Music subscription services are gaining traction as the dominant way consumers listen to music, with smartphones and new devices, such as smart speakers, driving adoption of these services, especially among younger audiences. This is according to “Audiomonitor 2018: The Overall Music Listening Landscape,” a new report provided to the Music Business Association (Music Biz) from research firm AudienceNet. The report was based on a survey of a statistically and demographically representative sample of the US population (3000 participants, aged 16+), and was detailed in a webinar hosted by Music Biz and AudienceNet.
New to this year’s report was a study of the adoption rates and uses of smart speakers, which are already influencing how audiences consume media. According to AudienceNet’s findings, 14% of the U.S. population now owns a smart speaker, and listening to music was the most popular use case among owners. Amazon’s Echo and smaller Echo Dot proved to be the most popular smart speakers, over offerings from Google and Apple.
In terms of format, Smart speakers most positively impacted on-demand streaming services, with 43% of owners now using these services more than they did before purchasing their device. And, notably owning a smart speaker led 37% of owners to start paying for a subscription service.
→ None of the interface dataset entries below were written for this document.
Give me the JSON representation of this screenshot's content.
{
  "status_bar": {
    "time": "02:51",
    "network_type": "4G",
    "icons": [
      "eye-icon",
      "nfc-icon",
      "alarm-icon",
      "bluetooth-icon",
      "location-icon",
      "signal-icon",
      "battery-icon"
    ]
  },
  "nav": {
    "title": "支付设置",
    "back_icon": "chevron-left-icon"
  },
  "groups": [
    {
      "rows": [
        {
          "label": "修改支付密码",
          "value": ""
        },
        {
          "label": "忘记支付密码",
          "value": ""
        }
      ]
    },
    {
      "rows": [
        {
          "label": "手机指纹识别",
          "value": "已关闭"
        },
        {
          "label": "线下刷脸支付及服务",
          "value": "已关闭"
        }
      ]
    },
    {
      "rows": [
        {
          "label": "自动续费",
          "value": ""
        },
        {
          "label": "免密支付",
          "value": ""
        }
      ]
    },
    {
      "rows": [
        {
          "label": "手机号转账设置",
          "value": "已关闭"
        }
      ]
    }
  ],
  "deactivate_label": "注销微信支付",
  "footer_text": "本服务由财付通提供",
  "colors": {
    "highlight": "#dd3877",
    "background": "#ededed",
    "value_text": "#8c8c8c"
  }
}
Furthermore, a striking 73% of smart speaker owners said their device has changed the way they listen to music to at least some extent — specifically, approximately half of smart speaker owners agreed they listened to more music and spent longer listening than they did before getting their device (50% and 49% respectively). 43% of smart speaker owners also agreed that using their device increased the amount of music playlists they listen to, while around 40% discovered more music and 38% listened to a broader range of music than they did previously.
In terms of AudienceNet’s music consumption metrics, which are tracked annually, on-demand streaming accounted for 27% of overall music consumption and was the most popular format among younger demographics by a significant margin, taking up 60% of 16 -19 year olds listening time, a 13% increase over last year.
Despite a 3% drop since last year, AM/FM Radio was still the most popular listening source in the U.S. accounting for 31% of total listening time. However, AM/FM radio only accounted for 12% of listening among 16-24 year olds, with popularity of the format rising as respondent age increased. Listenership to radio and CD players was very low among 16-24 year olds, and grew in linear fashion as participants got older, peaking among those age 65+ at 45%.
Back in the realm of hardware, smartphones were the primary listening choice among younger listeners, taking the majority share of listening among all aged 34 and below (45% for ages 16-19, 40% for ages 20-24, and 31% for ages 25-34). The smartphone also proved to be single most used device for music consumption, capturing 25% of total time spent listening — up 6% from the same study last year. Collectively, however radio receivers of all varieties (AM/FM radios, in-car AM/FM receivers) accounted for the majority of listening time to music among the total sample when combined (30%).